## [Directions]
In your copy, leave out the pictures and repeat every record exactly.

## [Working data]

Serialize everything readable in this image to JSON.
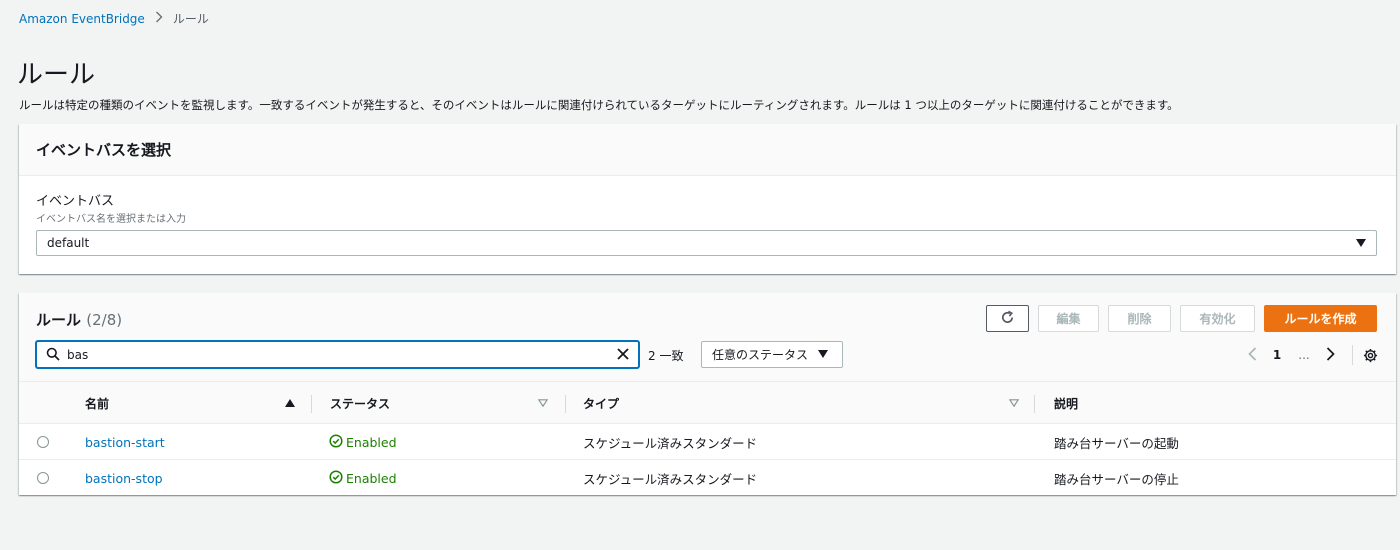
{
  "breadcrumb": {
    "root": "Amazon EventBridge",
    "current": "ルール"
  },
  "page": {
    "title": "ルール",
    "description": "ルールは特定の種類のイベントを監視します。一致するイベントが発生すると、そのイベントはルールに関連付けられているターゲットにルーティングされます。ルールは 1 つ以上のターゲットに関連付けることができます。"
  },
  "event_bus_panel": {
    "header": "イベントバスを選択",
    "label": "イベントバス",
    "description": "イベントバス名を選択または入力",
    "selected": "default"
  },
  "rules": {
    "title": "ルール",
    "count": "(2/8)",
    "buttons": {
      "edit": "編集",
      "delete": "削除",
      "enable": "有効化",
      "create": "ルールを作成"
    },
    "search": {
      "value": "bas",
      "match_count": "2 一致"
    },
    "status_filter": "任意のステータス",
    "pagination": {
      "page": "1",
      "ellipsis": "..."
    },
    "columns": {
      "name": "名前",
      "status": "ステータス",
      "type": "タイプ",
      "description": "説明"
    },
    "rows": [
      {
        "name": "bastion-start",
        "status": "Enabled",
        "type": "スケジュール済みスタンダード",
        "description": "踏み台サーバーの起動"
      },
      {
        "name": "bastion-stop",
        "status": "Enabled",
        "type": "スケジュール済みスタンダード",
        "description": "踏み台サーバーの停止"
      }
    ]
  },
  "colors": {
    "link": "#0073bb",
    "primary_button": "#ec7211",
    "success": "#1d8102",
    "background": "#f2f3f3"
  },
  "icons": [
    "chevron-right-icon",
    "caret-down-icon",
    "refresh-icon",
    "search-icon",
    "close-icon",
    "sort-ascending-icon",
    "sort-descending-icon",
    "chevron-left-icon",
    "settings-icon",
    "check-circle-icon"
  ]
}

## [The completed task]
Serialize everything readable in this image to JSON.
{
  "breadcrumb": {
    "root": "Amazon EventBridge",
    "current": "ルール"
  },
  "page": {
    "title": "ルール",
    "description": "ルールは特定の種類のイベントを監視します。一致するイベントが発生すると、そのイベントはルールに関連付けられているターゲットにルーティングされます。ルールは 1 つ以上のターゲットに関連付けることができます。"
  },
  "event_bus_panel": {
    "header": "イベントバスを選択",
    "label": "イベントバス",
    "description": "イベントバス名を選択または入力",
    "selected": "default"
  },
  "rules": {
    "title": "ルール",
    "count": "(2/8)",
    "buttons": {
      "edit": "編集",
      "delete": "削除",
      "enable": "有効化",
      "create": "ルールを作成"
    },
    "search": {
      "value": "bas",
      "match_count": "2 一致"
    },
    "status_filter": "任意のステータス",
    "pagination": {
      "page": "1",
      "ellipsis": "..."
    },
    "columns": {
      "name": "名前",
      "status": "ステータス",
      "type": "タイプ",
      "description": "説明"
    },
    "rows": [
      {
        "name": "bastion-start",
        "status": "Enabled",
        "type": "スケジュール済みスタンダード",
        "description": "踏み台サーバーの起動"
      },
      {
        "name": "bastion-stop",
        "status": "Enabled",
        "type": "スケジュール済みスタンダード",
        "description": "踏み台サーバーの停止"
      }
    ]
  },
  "colors": {
    "link": "#0073bb",
    "primary_button": "#ec7211",
    "success": "#1d8102",
    "background": "#f2f3f3"
  },
  "icons": [
    "chevron-right-icon",
    "caret-down-icon",
    "refresh-icon",
    "search-icon",
    "close-icon",
    "sort-ascending-icon",
    "sort-descending-icon",
    "chevron-left-icon",
    "settings-icon",
    "check-circle-icon"
  ]
}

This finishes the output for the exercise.